Typically challenges that Sphere Thermal Systems faces include convincing buyers to opt for AC buses. A good amount of tenders that STUs are floating, says Verma, include conventional non-AC buses on a large scale. The ratio of air-conditioned buses with most STUs, claims Singh, is 15 per cent. The challenge in front of a company like theirs is to convince bus buyers, big and small, to opt for AC buses; to retrofit ACs and earn more. “It will be interesting to note that the earning of an STU has increased by running AC city or inter-city buses by a good margin,” states Verma. “Our emphasis is on offering a value-for-money product. With no joint venture or loyalty payment to take care of, Sphere has been offering products at highly competitive costs,” he adds. According to Singh, the company commands 7-8 per cent of the bus air-conditioning market share in India. Singh adds that his company has already over achieved the target for the current year in comparison to what was envisaged. Without revealing the figure, Verma says, their aim this year is to double the turnover. About opportunities, Verma avers that a customer looks at three things – price, quality of the product and service. “Since inception we have been banking on these three pillars. We have created a service network first,” adds Verma. This did keep the company confined to a few regions in the country. Plans are being drawn to expand to newer geographies without sacrificing the practice to set up a service network before launching the products. Sphere has a presence in almost all tier 1 cities in India. Sphere also has a service network in Sri Lanka, Bangladesh, UAE and Qatar. The company, in the exports markets undertakes conversion jobs. Thus non-AC buses are converted to AC buses. The potential of converting non AC buses in UAE and Qatar is high, says Singh. A law in this regard has been passed, he adds. Verma states that he sees an opportunity in Tata Motors setting up a local assembly unit at Bangladesh.

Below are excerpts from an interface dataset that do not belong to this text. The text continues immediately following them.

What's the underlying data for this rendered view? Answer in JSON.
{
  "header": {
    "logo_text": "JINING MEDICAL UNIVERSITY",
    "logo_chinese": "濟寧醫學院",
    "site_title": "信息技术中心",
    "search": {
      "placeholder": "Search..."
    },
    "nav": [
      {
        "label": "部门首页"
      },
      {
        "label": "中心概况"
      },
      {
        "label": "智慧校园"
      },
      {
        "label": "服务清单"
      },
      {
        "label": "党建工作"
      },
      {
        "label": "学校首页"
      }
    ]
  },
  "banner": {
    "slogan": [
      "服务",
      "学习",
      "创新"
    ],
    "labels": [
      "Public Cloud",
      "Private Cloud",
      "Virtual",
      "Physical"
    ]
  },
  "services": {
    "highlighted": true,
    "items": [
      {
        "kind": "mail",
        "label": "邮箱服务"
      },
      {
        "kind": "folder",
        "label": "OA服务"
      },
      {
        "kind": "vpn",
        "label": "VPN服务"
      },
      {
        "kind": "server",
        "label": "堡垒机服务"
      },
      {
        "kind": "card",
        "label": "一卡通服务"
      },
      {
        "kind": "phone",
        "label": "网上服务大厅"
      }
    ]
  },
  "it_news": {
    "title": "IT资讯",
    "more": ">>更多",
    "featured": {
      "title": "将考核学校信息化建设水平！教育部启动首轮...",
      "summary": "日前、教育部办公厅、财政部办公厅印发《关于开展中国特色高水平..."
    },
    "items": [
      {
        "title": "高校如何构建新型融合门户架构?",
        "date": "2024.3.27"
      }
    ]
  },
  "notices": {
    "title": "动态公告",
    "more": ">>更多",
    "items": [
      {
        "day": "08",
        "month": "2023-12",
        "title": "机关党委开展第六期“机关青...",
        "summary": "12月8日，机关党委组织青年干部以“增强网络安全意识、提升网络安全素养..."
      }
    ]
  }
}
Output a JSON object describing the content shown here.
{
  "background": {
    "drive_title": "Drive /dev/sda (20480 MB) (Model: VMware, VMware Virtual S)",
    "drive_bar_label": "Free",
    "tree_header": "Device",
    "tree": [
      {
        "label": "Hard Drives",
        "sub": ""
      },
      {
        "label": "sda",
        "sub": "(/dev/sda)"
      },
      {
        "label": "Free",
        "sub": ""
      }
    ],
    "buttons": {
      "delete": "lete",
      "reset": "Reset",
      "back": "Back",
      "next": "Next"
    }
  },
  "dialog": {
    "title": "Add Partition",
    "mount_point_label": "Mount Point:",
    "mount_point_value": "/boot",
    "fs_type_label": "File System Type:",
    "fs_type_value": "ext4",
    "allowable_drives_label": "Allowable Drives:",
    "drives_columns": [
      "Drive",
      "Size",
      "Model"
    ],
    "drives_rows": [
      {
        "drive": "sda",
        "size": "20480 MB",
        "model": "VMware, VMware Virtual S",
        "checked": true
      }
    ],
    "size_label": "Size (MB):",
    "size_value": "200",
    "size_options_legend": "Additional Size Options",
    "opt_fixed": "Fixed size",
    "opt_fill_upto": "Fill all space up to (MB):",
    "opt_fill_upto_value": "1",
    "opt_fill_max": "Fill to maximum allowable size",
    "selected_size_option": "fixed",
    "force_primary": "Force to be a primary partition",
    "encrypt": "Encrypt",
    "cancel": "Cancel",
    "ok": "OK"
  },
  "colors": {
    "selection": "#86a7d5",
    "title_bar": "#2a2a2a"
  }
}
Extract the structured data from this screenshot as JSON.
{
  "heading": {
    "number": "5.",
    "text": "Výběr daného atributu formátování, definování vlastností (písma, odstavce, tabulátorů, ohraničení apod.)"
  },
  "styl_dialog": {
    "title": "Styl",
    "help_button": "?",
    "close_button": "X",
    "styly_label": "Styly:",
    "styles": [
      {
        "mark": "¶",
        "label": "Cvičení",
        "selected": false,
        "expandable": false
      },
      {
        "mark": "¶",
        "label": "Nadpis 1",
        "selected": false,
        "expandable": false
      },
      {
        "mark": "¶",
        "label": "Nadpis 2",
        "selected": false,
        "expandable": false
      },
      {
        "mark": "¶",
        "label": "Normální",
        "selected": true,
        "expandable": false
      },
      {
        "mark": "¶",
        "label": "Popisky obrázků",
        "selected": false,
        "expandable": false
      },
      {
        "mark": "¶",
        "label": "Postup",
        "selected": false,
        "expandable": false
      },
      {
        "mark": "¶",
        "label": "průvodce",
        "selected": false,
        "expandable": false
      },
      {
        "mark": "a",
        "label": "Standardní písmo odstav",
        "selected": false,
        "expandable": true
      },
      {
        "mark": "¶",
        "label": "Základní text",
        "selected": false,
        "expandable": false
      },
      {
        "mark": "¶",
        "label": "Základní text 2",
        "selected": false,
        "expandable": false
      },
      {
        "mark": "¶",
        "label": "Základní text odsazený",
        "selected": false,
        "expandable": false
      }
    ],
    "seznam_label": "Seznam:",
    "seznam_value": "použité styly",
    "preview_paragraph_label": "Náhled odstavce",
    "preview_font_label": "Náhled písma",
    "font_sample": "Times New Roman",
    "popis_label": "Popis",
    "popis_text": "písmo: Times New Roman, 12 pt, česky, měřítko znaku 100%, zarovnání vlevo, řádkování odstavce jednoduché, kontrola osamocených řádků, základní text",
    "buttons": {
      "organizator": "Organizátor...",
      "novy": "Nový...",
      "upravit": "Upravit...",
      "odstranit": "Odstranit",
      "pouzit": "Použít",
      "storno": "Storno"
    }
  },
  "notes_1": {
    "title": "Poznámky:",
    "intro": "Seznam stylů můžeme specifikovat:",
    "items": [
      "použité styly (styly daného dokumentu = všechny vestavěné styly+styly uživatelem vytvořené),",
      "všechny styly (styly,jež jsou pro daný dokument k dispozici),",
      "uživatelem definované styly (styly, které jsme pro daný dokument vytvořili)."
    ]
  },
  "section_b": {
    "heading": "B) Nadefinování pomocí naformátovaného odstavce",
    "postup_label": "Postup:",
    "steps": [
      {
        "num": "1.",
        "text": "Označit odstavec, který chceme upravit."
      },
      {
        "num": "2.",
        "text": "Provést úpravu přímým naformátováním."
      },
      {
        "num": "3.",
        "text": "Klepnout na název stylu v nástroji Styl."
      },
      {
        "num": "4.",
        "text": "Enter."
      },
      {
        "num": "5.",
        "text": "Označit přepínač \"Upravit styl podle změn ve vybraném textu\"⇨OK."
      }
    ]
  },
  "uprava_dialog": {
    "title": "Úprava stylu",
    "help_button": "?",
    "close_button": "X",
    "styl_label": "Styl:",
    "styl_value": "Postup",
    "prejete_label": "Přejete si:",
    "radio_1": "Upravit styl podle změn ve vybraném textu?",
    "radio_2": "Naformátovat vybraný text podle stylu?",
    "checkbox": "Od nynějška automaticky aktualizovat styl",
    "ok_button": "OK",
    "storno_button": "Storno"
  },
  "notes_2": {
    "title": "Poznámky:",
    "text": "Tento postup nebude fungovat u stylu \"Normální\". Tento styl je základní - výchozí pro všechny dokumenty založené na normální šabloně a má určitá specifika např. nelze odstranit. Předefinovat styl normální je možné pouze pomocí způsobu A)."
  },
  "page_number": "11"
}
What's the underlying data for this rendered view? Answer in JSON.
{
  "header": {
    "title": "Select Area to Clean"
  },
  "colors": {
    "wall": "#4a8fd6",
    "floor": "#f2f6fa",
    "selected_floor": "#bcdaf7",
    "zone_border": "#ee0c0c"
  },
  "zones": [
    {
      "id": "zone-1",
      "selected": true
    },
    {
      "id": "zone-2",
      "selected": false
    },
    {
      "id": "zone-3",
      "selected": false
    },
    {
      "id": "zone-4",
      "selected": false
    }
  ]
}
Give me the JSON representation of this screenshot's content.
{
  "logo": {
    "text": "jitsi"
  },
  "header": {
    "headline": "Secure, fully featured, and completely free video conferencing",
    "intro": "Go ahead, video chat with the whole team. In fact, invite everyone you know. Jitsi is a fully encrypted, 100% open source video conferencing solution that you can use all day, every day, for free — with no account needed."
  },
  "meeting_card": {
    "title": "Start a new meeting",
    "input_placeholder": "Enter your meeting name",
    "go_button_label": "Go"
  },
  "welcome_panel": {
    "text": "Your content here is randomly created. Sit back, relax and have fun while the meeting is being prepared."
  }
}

In the domestic market, Verma is confident of a good innings since many aftermarket bus body builders have invested in bus body code accreditation. Most big bus body builders have got the accreditation for bus body code from ARAI or ICAT states Verma. Efforts to invade the OE market are underway. Sphere Thermal Systems plans to add one or two OEs to their client list this year. Verma and Singh are well aware of the market shift, and the role OEMs are expected to play as the unorganised players in the bus industry find the going tough. Verma is certain about the bus industry in India moving towards a fully-built bus rather than get a body built from a local body builder. Eventually it will be factory-built buses, he says. OE business is essential for survival therefore, he adds. To bus fleet operators, Sphere offers annual maintenance contract. Their engineer is posted at the depot in case of large customer fleet. A client who has deployed more than 10 ACs of the company qualifies for an engineer to be posted at his depot. The company commissioned a service centre at Mundra port recently. It would cater to the 30-35 buses out of the fleet of buses that operates there, which have been fitted with Sphere ACs. The service centre, according to Singh, is being looked upon as a profit centre, and will cater to not just their company units but those of other brands as well. Service, he claims, would be offered at a very reasonable cost. Planning to commission service centres in South India, including Bangalore, the company, according to Verma, will continue to seek growth on the basis of the support it would offer to its customers. Well aware that South India is the strongest bus AC market in India, Verma avers that they currently sell good numbers in Gujarat and Rajasthan. With people in South India preferring to undertake bus journeys; over night journeys especially, Verma is hoping that their entry into South India will bring good growth. It is a highly competitive market for certain, but Verma is confident of making inroads based on the company’s philosophy of offering good service, good price and good quality.